When Sen. Ted Cruz (R-Tex.) last month mocked Donald Trump’s “New York values,” it wasn’t entirely clear what he was implying.
This week we got a clue: For Cruz, “New York” is another way of saying “Jewish.”
At an event in New Hampshire, Cruz, the Republican Iowa caucuses winner, was asked about campaign money he and his wife borrowed from Goldman Sachs. Cruz, asserting that Trump had “upward of $480 million of loans from giant Wall Street banks,” said: “For him to make this attack, to use a New York term, it’s the height of chutzpah.” Cruz, pausing for laughter after the phrase “New York term,” exaggerated the guttural “ch” to more laughter and applause.
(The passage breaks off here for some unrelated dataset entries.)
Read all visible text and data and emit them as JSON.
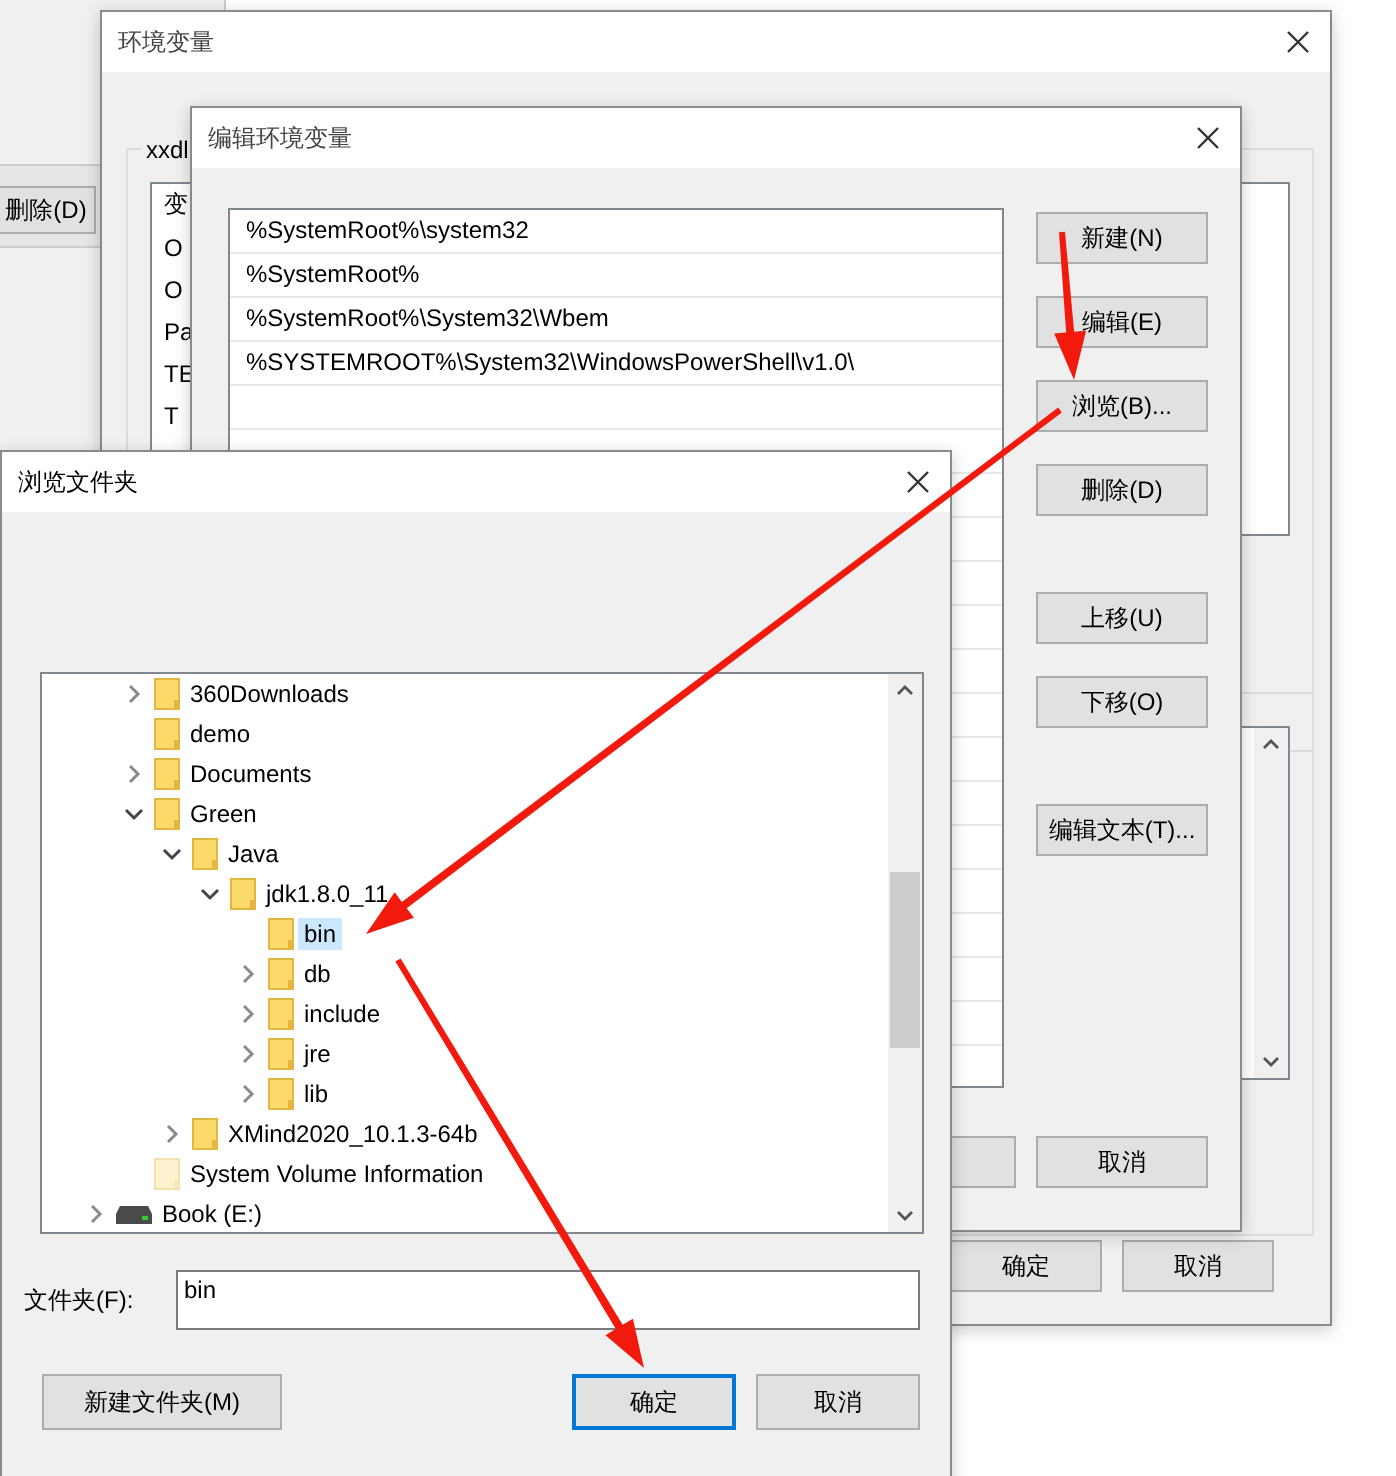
{
  "background_window": {
    "button": "删除(D)"
  },
  "env_window": {
    "title": "环境变量",
    "group_label": "xxdl",
    "list": {
      "header": "变",
      "rows": [
        "O",
        "O",
        "Pa",
        "TE",
        "T"
      ]
    },
    "buttons": [
      "确定",
      "取消"
    ]
  },
  "edit_window": {
    "title": "编辑环境变量",
    "entries": [
      {
        "text": "%SystemRoot%\\system32",
        "selected": false
      },
      {
        "text": "%SystemRoot%",
        "selected": false
      },
      {
        "text": "%SystemRoot%\\System32\\Wbem",
        "selected": false
      },
      {
        "text": "%SYSTEMROOT%\\System32\\WindowsPowerShell\\v1.0\\",
        "selected": false
      }
    ],
    "button_groups": [
      [
        "新建(N)",
        "编辑(E)",
        "浏览(B)...",
        "删除(D)"
      ],
      [
        "上移(U)",
        "下移(O)"
      ],
      [
        "编辑文本(T)..."
      ]
    ],
    "bottom_buttons": [
      "取消"
    ]
  },
  "browse_dialog": {
    "title": "浏览文件夹",
    "tree": {
      "scrolled_children": [
        {
          "label": "360Downloads",
          "kind": "folder",
          "expandable": true,
          "expanded": false,
          "selected": false
        },
        {
          "label": "demo",
          "kind": "folder",
          "expandable": false,
          "expanded": false,
          "selected": false
        },
        {
          "label": "Documents",
          "kind": "folder",
          "expandable": true,
          "expanded": false,
          "selected": false
        },
        {
          "label": "Green",
          "kind": "folder",
          "expandable": true,
          "expanded": true,
          "selected": false,
          "children": [
            {
              "label": "Java",
              "kind": "folder",
              "expandable": true,
              "expanded": true,
              "selected": false,
              "children": [
                {
                  "label": "jdk1.8.0_11",
                  "kind": "folder",
                  "expandable": true,
                  "expanded": true,
                  "selected": false,
                  "children": [
                    {
                      "label": "bin",
                      "kind": "folder",
                      "expandable": false,
                      "expanded": false,
                      "selected": true
                    },
                    {
                      "label": "db",
                      "kind": "folder",
                      "expandable": true,
                      "expanded": false,
                      "selected": false
                    },
                    {
                      "label": "include",
                      "kind": "folder",
                      "expandable": true,
                      "expanded": false,
                      "selected": false
                    },
                    {
                      "label": "jre",
                      "kind": "folder",
                      "expandable": true,
                      "expanded": false,
                      "selected": false
                    },
                    {
                      "label": "lib",
                      "kind": "folder",
                      "expandable": true,
                      "expanded": false,
                      "selected": false
                    }
                  ]
                }
              ]
            },
            {
              "label": "XMind2020_10.1.3-64b",
              "kind": "folder",
              "expandable": true,
              "expanded": false,
              "selected": false
            }
          ]
        },
        {
          "label": "System Volume Information",
          "kind": "hidden_folder",
          "expandable": false,
          "expanded": false,
          "selected": false
        }
      ],
      "roots": [
        {
          "label": "Book (E:)",
          "kind": "drive",
          "expandable": true,
          "expanded": false,
          "selected": false
        }
      ]
    },
    "folder_label": "文件夹(F):",
    "folder_value": "bin",
    "buttons": [
      {
        "label": "新建文件夹(M)",
        "focused": false
      },
      {
        "label": "确定",
        "focused": true
      },
      {
        "label": "取消",
        "focused": false
      }
    ]
  }
}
But “chutzpah,” of course, is not a “New York” term. It’s a Yiddish — a Jewish — one. And using “New York” as a euphemism for “Jewish” has long been an anti-Semitic dog whistle.